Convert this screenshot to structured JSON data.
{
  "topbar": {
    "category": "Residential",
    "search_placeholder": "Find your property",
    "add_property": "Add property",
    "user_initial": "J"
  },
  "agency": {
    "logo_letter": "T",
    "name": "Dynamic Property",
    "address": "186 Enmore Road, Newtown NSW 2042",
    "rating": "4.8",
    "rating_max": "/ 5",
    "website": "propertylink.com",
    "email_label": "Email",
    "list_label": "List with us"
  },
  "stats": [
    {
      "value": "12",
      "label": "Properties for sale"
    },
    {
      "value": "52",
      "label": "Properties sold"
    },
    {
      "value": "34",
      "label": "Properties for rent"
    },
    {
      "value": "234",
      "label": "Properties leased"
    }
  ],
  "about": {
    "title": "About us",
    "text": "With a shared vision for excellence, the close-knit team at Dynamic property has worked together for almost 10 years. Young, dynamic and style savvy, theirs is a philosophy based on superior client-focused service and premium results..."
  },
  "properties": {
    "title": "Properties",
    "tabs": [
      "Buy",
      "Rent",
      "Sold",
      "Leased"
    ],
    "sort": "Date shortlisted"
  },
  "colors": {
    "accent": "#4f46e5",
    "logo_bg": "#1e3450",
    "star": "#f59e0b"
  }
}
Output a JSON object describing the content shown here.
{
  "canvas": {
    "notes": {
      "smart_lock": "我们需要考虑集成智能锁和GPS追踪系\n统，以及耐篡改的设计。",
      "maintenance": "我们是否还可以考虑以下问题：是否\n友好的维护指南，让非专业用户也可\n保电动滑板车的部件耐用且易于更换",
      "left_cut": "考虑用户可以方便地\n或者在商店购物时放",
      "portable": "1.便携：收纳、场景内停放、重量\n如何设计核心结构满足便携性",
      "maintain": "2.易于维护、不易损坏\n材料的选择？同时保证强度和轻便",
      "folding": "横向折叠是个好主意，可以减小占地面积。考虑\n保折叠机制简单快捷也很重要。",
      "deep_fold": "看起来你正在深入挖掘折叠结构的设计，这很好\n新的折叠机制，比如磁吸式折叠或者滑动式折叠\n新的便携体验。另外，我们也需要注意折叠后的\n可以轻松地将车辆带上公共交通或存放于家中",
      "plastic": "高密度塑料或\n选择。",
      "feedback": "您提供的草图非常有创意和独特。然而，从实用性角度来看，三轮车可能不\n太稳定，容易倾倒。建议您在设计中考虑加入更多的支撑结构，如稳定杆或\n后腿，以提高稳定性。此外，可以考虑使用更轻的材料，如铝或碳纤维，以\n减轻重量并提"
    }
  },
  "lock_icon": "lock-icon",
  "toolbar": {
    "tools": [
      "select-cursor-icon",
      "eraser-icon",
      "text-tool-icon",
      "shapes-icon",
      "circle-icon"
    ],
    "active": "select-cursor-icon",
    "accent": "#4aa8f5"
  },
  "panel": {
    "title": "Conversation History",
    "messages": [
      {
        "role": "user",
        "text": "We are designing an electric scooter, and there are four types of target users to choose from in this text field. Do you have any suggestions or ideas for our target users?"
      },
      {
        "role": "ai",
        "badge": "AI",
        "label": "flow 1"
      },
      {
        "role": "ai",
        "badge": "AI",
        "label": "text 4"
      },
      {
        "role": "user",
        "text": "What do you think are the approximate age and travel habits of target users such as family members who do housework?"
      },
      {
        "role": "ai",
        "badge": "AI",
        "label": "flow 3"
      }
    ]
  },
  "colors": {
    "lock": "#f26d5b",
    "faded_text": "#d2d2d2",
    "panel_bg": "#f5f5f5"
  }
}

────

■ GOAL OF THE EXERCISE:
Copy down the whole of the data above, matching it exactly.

■ RESPONSE BELOW:
Convert this screenshot to structured JSON data.
{
  "topbar": {
    "category": "Residential",
    "search_placeholder": "Find your property",
    "add_property": "Add property",
    "user_initial": "J"
  },
  "agency": {
    "logo_letter": "T",
    "name": "Dynamic Property",
    "address": "186 Enmore Road, Newtown NSW 2042",
    "rating": "4.8",
    "rating_max": "/ 5",
    "website": "propertylink.com",
    "email_label": "Email",
    "list_label": "List with us"
  },
  "stats": [
    {
      "value": "12",
      "label": "Properties for sale"
    },
    {
      "value": "52",
      "label": "Properties sold"
    },
    {
      "value": "34",
      "label": "Properties for rent"
    },
    {
      "value": "234",
      "label": "Properties leased"
    }
  ],
  "about": {
    "title": "About us",
    "text": "With a shared vision for excellence, the close-knit team at Dynamic property has worked together for almost 10 years. Young, dynamic and style savvy, theirs is a philosophy based on superior client-focused service and premium results..."
  },
  "properties": {
    "title": "Properties",
    "tabs": [
      "Buy",
      "Rent",
      "Sold",
      "Leased"
    ],
    "sort": "Date shortlisted"
  },
  "colors": {
    "accent": "#4f46e5",
    "logo_bg": "#1e3450",
    "star": "#f59e0b"
  }
}
Output a JSON object describing the content shown here.
{
  "canvas": {
    "notes": {
      "smart_lock": "我们需要考虑集成智能锁和GPS追踪系\n统，以及耐篡改的设计。",
      "maintenance": "我们是否还可以考虑以下问题：是否\n友好的维护指南，让非专业用户也可\n保电动滑板车的部件耐用且易于更换",
      "left_cut": "考虑用户可以方便地\n或者在商店购物时放",
      "portable": "1.便携：收纳、场景内停放、重量\n如何设计核心结构满足便携性",
      "maintain": "2.易于维护、不易损坏\n材料的选择？同时保证强度和轻便",
      "folding": "横向折叠是个好主意，可以减小占地面积。考虑\n保折叠机制简单快捷也很重要。",
      "deep_fold": "看起来你正在深入挖掘折叠结构的设计，这很好\n新的折叠机制，比如磁吸式折叠或者滑动式折叠\n新的便携体验。另外，我们也需要注意折叠后的\n可以轻松地将车辆带上公共交通或存放于家中",
      "plastic": "高密度塑料或\n选择。",
      "feedback": "您提供的草图非常有创意和独特。然而，从实用性角度来看，三轮车可能不\n太稳定，容易倾倒。建议您在设计中考虑加入更多的支撑结构，如稳定杆或\n后腿，以提高稳定性。此外，可以考虑使用更轻的材料，如铝或碳纤维，以\n减轻重量并提"
    }
  },
  "lock_icon": "lock-icon",
  "toolbar": {
    "tools": [
      "select-cursor-icon",
      "eraser-icon",
      "text-tool-icon",
      "shapes-icon",
      "circle-icon"
    ],
    "active": "select-cursor-icon",
    "accent": "#4aa8f5"
  },
  "panel": {
    "title": "Conversation History",
    "messages": [
      {
        "role": "user",
        "text": "We are designing an electric scooter, and there are four types of target users to choose from in this text field. Do you have any suggestions or ideas for our target users?"
      },
      {
        "role": "ai",
        "badge": "AI",
        "label": "flow 1"
      },
      {
        "role": "ai",
        "badge": "AI",
        "label": "text 4"
      },
      {
        "role": "user",
        "text": "What do you think are the approximate age and travel habits of target users such as family members who do housework?"
      },
      {
        "role": "ai",
        "badge": "AI",
        "label": "flow 3"
      }
    ]
  },
  "colors": {
    "lock": "#f26d5b",
    "faded_text": "#d2d2d2",
    "panel_bg": "#f5f5f5"
  }
}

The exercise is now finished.